- Input data -
* * * * * * *

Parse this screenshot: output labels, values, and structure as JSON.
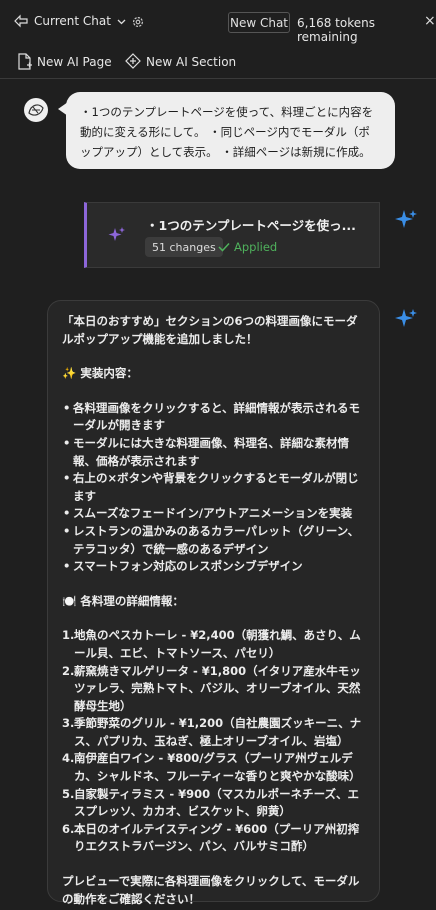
{
  "header": {
    "chat_selector": "Current Chat",
    "new_chat": "New Chat",
    "tokens": "6,168 tokens remaining",
    "close": "×"
  },
  "toolbar": {
    "new_page": "New AI Page",
    "new_section": "New AI Section"
  },
  "user_message": {
    "text": "・1つのテンプレートページを使って、料理ごとに内容を動的に変える形にして。 ・同じページ内でモーダル（ポップアップ）として表示。 ・詳細ページは新規に作成。"
  },
  "changes_card": {
    "title": "・1つのテンプレートページを使っ...",
    "changes": "51 changes",
    "status": "Applied"
  },
  "ai_message": {
    "intro": "「本日のおすすめ」セクションの6つの料理画像にモーダルポップアップ機能を追加しました！",
    "impl_heading": "✨ 実装内容：",
    "impl_items": [
      "各料理画像をクリックすると、詳細情報が表示されるモーダルが開きます",
      "モーダルには大きな料理画像、料理名、詳細な素材情報、価格が表示されます",
      "右上の×ボタンや背景をクリックするとモーダルが閉じます",
      "スムーズなフェードイン/アウトアニメーションを実装",
      "レストランの温かみのあるカラーパレット（グリーン、テラコッタ）で統一感のあるデザイン",
      "スマートフォン対応のレスポンシブデザイン"
    ],
    "detail_heading": "🍽️ 各料理の詳細情報：",
    "detail_items": [
      "地魚のペスカトーレ - ¥2,400（朝獲れ鯛、あさり、ムール貝、エビ、トマトソース、パセリ）",
      "薪窯焼きマルゲリータ - ¥1,800（イタリア産水牛モッツァレラ、完熟トマト、バジル、オリーブオイル、天然酵母生地）",
      "季節野菜のグリル - ¥1,200（自社農園ズッキーニ、ナス、パプリカ、玉ねぎ、極上オリーブオイル、岩塩）",
      "南伊産白ワイン - ¥800/グラス（プーリア州ヴェルデカ、シャルドネ、フルーティーな香りと爽やかな酸味）",
      "自家製ティラミス - ¥900（マスカルポーネチーズ、エスプレッソ、カカオ、ビスケット、卵黄）",
      "本日のオイルテイスティング - ¥600（プーリア州初搾りエクストラバージン、パン、バルサミコ酢）"
    ],
    "detail_numbers": [
      "1.",
      "2.",
      "3.",
      "4.",
      "5.",
      "6."
    ],
    "outro": "プレビューで実際に各料理画像をクリックして、モーダルの動作をご確認ください！"
  },
  "colors": {
    "background": "#1f1f1f",
    "accent_purple": "#8d66d9",
    "applied_green": "#4fb15c",
    "sparkle_blue": "#3a8ee6"
  },
  "icons": [
    "chevron-down-icon",
    "gear-icon",
    "new-page-icon",
    "new-section-icon",
    "user-avatar",
    "sparkle-icon",
    "check-icon"
  ]
}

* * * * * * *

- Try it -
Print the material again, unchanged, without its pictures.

- Answer space -
Parse this screenshot: output labels, values, and structure as JSON.
{
  "header": {
    "chat_selector": "Current Chat",
    "new_chat": "New Chat",
    "tokens": "6,168 tokens remaining",
    "close": "×"
  },
  "toolbar": {
    "new_page": "New AI Page",
    "new_section": "New AI Section"
  },
  "user_message": {
    "text": "・1つのテンプレートページを使って、料理ごとに内容を動的に変える形にして。 ・同じページ内でモーダル（ポップアップ）として表示。 ・詳細ページは新規に作成。"
  },
  "changes_card": {
    "title": "・1つのテンプレートページを使っ...",
    "changes": "51 changes",
    "status": "Applied"
  },
  "ai_message": {
    "intro": "「本日のおすすめ」セクションの6つの料理画像にモーダルポップアップ機能を追加しました！",
    "impl_heading": "✨ 実装内容：",
    "impl_items": [
      "各料理画像をクリックすると、詳細情報が表示されるモーダルが開きます",
      "モーダルには大きな料理画像、料理名、詳細な素材情報、価格が表示されます",
      "右上の×ボタンや背景をクリックするとモーダルが閉じます",
      "スムーズなフェードイン/アウトアニメーションを実装",
      "レストランの温かみのあるカラーパレット（グリーン、テラコッタ）で統一感のあるデザイン",
      "スマートフォン対応のレスポンシブデザイン"
    ],
    "detail_heading": "🍽️ 各料理の詳細情報：",
    "detail_items": [
      "地魚のペスカトーレ - ¥2,400（朝獲れ鯛、あさり、ムール貝、エビ、トマトソース、パセリ）",
      "薪窯焼きマルゲリータ - ¥1,800（イタリア産水牛モッツァレラ、完熟トマト、バジル、オリーブオイル、天然酵母生地）",
      "季節野菜のグリル - ¥1,200（自社農園ズッキーニ、ナス、パプリカ、玉ねぎ、極上オリーブオイル、岩塩）",
      "南伊産白ワイン - ¥800/グラス（プーリア州ヴェルデカ、シャルドネ、フルーティーな香りと爽やかな酸味）",
      "自家製ティラミス - ¥900（マスカルポーネチーズ、エスプレッソ、カカオ、ビスケット、卵黄）",
      "本日のオイルテイスティング - ¥600（プーリア州初搾りエクストラバージン、パン、バルサミコ酢）"
    ],
    "detail_numbers": [
      "1.",
      "2.",
      "3.",
      "4.",
      "5.",
      "6."
    ],
    "outro": "プレビューで実際に各料理画像をクリックして、モーダルの動作をご確認ください！"
  },
  "colors": {
    "background": "#1f1f1f",
    "accent_purple": "#8d66d9",
    "applied_green": "#4fb15c",
    "sparkle_blue": "#3a8ee6"
  },
  "icons": [
    "chevron-down-icon",
    "gear-icon",
    "new-page-icon",
    "new-section-icon",
    "user-avatar",
    "sparkle-icon",
    "check-icon"
  ]
}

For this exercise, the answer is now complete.